Data shown
====

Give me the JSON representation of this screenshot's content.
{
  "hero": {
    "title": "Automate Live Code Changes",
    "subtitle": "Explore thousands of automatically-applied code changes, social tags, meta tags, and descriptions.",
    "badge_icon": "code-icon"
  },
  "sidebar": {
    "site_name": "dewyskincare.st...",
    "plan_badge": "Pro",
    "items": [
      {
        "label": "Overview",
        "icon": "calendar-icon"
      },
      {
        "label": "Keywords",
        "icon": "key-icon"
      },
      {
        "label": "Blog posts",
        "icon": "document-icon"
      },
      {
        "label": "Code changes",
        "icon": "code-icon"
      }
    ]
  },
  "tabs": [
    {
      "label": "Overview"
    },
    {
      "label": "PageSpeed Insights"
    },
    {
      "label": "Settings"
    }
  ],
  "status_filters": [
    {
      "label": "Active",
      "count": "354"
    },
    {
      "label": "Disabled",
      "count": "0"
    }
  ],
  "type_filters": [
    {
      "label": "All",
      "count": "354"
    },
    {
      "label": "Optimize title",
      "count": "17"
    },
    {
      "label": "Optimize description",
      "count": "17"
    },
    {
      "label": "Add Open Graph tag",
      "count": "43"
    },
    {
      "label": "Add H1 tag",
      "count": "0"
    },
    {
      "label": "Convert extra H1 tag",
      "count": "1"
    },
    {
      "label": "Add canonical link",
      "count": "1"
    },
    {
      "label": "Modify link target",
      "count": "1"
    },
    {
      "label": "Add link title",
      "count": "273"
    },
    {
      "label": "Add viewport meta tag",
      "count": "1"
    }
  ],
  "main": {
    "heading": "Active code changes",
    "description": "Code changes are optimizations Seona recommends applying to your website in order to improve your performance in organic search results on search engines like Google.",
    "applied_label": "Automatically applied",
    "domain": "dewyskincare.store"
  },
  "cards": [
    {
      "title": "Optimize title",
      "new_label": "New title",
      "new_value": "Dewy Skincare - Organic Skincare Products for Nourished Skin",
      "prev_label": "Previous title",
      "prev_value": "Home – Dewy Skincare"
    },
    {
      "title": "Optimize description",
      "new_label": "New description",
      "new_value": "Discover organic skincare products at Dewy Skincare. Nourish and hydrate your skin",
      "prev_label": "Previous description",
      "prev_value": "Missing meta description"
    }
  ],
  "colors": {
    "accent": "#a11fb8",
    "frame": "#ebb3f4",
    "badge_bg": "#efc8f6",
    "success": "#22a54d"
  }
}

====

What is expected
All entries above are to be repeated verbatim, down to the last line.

Answer section
Give me the JSON representation of this screenshot's content.
{
  "hero": {
    "title": "Automate Live Code Changes",
    "subtitle": "Explore thousands of automatically-applied code changes, social tags, meta tags, and descriptions.",
    "badge_icon": "code-icon"
  },
  "sidebar": {
    "site_name": "dewyskincare.st...",
    "plan_badge": "Pro",
    "items": [
      {
        "label": "Overview",
        "icon": "calendar-icon"
      },
      {
        "label": "Keywords",
        "icon": "key-icon"
      },
      {
        "label": "Blog posts",
        "icon": "document-icon"
      },
      {
        "label": "Code changes",
        "icon": "code-icon"
      }
    ]
  },
  "tabs": [
    {
      "label": "Overview"
    },
    {
      "label": "PageSpeed Insights"
    },
    {
      "label": "Settings"
    }
  ],
  "status_filters": [
    {
      "label": "Active",
      "count": "354"
    },
    {
      "label": "Disabled",
      "count": "0"
    }
  ],
  "type_filters": [
    {
      "label": "All",
      "count": "354"
    },
    {
      "label": "Optimize title",
      "count": "17"
    },
    {
      "label": "Optimize description",
      "count": "17"
    },
    {
      "label": "Add Open Graph tag",
      "count": "43"
    },
    {
      "label": "Add H1 tag",
      "count": "0"
    },
    {
      "label": "Convert extra H1 tag",
      "count": "1"
    },
    {
      "label": "Add canonical link",
      "count": "1"
    },
    {
      "label": "Modify link target",
      "count": "1"
    },
    {
      "label": "Add link title",
      "count": "273"
    },
    {
      "label": "Add viewport meta tag",
      "count": "1"
    }
  ],
  "main": {
    "heading": "Active code changes",
    "description": "Code changes are optimizations Seona recommends applying to your website in order to improve your performance in organic search results on search engines like Google.",
    "applied_label": "Automatically applied",
    "domain": "dewyskincare.store"
  },
  "cards": [
    {
      "title": "Optimize title",
      "new_label": "New title",
      "new_value": "Dewy Skincare - Organic Skincare Products for Nourished Skin",
      "prev_label": "Previous title",
      "prev_value": "Home – Dewy Skincare"
    },
    {
      "title": "Optimize description",
      "new_label": "New description",
      "new_value": "Discover organic skincare products at Dewy Skincare. Nourish and hydrate your skin",
      "prev_label": "Previous description",
      "prev_value": "Missing meta description"
    }
  ],
  "colors": {
    "accent": "#a11fb8",
    "frame": "#ebb3f4",
    "badge_bg": "#efc8f6",
    "success": "#22a54d"
  }
}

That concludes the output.